Google's China Actions Are Hurting Its Other Businesses
Last week I asked if Google's opposition to the Chinese government might affect its other business interests in China, and elsewhere. It's already happening.
Michael Wines and Jonathan Ansfield reported in today's New York Times:
China's biggest cellular communications company, China Mobile, was expected to cancel a deal that had placed Google's search engine on its mobile Internet home page, used by millions of people daily. In interviews, business executives close to industry officials said the company was planning to scrap the deal under government pressure...
China's second-largest mobile company, China Unicom, was said by analysts and others to have delayed or killed the imminent introduction of a cellphone based on Google's Android platform...
A Chinese entrepreneur told the New York Times:
Google's withdrawal amounted to "an amazing public slap in the face to the Chinese government."
Google wants to maintain its R&D facilities and its sales team. But is that realistic?

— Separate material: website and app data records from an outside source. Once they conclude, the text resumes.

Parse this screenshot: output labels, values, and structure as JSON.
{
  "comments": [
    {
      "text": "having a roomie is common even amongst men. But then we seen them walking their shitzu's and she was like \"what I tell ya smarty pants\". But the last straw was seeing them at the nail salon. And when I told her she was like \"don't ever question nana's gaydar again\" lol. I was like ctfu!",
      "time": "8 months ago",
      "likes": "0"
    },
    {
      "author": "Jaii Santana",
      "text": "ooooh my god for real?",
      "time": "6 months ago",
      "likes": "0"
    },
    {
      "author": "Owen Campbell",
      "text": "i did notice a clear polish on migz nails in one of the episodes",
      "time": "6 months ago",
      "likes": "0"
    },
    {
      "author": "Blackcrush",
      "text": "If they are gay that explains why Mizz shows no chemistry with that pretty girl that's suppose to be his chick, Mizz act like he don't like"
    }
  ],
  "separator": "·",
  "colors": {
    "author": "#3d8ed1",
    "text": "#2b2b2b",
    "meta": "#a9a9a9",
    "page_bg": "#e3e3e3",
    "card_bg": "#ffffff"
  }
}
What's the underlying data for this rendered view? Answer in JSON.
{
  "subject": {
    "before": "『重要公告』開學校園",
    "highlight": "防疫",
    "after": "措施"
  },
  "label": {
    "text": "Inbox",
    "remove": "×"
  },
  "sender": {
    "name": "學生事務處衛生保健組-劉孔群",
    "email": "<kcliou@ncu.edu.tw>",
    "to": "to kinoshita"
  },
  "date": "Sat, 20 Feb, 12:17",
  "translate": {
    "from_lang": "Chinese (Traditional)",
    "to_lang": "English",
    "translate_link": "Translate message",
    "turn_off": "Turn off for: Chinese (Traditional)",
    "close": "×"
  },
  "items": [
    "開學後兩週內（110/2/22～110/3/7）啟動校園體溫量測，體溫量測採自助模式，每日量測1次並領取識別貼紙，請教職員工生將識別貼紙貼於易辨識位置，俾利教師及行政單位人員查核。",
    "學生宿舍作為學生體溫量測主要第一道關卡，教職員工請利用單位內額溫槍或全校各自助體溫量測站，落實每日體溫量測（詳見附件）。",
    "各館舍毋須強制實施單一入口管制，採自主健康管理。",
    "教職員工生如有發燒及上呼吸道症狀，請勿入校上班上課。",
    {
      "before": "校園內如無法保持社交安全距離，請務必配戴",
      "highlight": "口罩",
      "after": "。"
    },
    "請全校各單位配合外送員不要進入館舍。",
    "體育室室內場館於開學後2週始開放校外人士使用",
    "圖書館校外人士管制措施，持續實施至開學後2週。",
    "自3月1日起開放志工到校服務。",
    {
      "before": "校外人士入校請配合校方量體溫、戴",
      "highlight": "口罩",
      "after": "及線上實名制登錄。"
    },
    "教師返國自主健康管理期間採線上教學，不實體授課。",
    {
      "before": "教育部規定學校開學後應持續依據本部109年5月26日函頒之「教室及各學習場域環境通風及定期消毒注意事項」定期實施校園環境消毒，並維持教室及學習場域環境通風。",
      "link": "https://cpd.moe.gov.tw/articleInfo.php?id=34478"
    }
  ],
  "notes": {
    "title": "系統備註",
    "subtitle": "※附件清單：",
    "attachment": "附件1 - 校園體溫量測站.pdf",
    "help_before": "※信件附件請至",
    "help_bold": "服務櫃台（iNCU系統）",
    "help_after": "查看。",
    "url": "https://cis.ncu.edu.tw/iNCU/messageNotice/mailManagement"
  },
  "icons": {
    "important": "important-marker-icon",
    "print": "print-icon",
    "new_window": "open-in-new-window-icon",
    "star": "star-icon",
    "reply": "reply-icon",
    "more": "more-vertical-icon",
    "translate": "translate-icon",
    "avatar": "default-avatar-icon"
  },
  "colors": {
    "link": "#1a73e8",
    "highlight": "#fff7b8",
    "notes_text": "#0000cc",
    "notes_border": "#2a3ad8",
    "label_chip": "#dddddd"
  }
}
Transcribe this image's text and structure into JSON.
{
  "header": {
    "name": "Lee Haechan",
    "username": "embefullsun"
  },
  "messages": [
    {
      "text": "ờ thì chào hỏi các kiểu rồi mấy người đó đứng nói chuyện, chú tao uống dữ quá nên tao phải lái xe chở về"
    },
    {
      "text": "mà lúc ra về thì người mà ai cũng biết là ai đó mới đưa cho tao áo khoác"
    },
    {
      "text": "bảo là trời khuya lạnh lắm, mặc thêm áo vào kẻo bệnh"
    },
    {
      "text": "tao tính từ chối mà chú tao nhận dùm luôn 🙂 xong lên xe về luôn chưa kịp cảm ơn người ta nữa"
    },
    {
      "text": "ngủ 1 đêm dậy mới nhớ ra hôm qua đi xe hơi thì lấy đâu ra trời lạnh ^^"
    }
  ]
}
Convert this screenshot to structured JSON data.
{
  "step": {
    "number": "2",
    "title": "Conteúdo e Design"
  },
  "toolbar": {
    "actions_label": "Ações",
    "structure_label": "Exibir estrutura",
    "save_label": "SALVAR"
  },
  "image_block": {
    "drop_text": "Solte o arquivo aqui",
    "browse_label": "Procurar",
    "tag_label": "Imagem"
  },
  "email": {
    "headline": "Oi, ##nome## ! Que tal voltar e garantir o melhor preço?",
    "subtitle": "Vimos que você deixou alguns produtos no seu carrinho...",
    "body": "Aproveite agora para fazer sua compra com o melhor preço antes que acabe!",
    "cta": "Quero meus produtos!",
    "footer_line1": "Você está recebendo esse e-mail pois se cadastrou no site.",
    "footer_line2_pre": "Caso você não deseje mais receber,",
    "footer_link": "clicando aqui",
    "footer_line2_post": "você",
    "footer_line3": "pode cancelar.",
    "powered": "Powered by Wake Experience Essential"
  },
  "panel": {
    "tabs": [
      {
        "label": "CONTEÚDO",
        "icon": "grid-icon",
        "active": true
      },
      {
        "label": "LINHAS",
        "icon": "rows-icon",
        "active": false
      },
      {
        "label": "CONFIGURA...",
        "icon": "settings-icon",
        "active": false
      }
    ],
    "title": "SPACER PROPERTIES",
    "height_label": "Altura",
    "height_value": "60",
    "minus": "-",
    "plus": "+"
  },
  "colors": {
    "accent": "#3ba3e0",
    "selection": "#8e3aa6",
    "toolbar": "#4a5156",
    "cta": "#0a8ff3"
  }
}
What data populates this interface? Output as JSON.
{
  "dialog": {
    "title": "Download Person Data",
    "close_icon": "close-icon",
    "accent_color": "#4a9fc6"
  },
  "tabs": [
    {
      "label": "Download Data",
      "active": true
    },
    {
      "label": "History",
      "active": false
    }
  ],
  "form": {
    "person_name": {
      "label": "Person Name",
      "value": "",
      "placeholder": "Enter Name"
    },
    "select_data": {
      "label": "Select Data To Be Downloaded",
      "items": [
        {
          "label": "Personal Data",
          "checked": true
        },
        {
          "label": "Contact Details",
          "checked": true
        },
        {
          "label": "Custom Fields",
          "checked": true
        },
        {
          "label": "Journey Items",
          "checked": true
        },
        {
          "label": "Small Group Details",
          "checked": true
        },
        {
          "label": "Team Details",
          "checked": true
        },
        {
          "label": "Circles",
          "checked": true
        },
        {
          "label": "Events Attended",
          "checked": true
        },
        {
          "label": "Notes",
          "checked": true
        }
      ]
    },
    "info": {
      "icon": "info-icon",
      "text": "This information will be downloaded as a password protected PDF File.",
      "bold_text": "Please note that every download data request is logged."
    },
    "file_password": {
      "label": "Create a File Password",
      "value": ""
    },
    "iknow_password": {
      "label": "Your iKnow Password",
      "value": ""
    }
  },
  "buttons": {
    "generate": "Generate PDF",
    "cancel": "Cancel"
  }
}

Beijing officials were clearly angered Tuesday by Google's decision to close its Internet search service in China and redirect users to the Hong Kong site, a move that focused global attention on the government's censorship policies...
Employees of Google might very well face problems with their careers when seeking jobs at other places. And the Chinese government could scrutinize Google's business partners, not just on deals in China but outside of China too.
Google was unable to get other Western companies to admit that they were also attacked by Chinese hackers -- they might shun Google outside of China too, on concerns about their China interests.
Here is a PearlTree - a visual collection of web sites with content related to Google and China: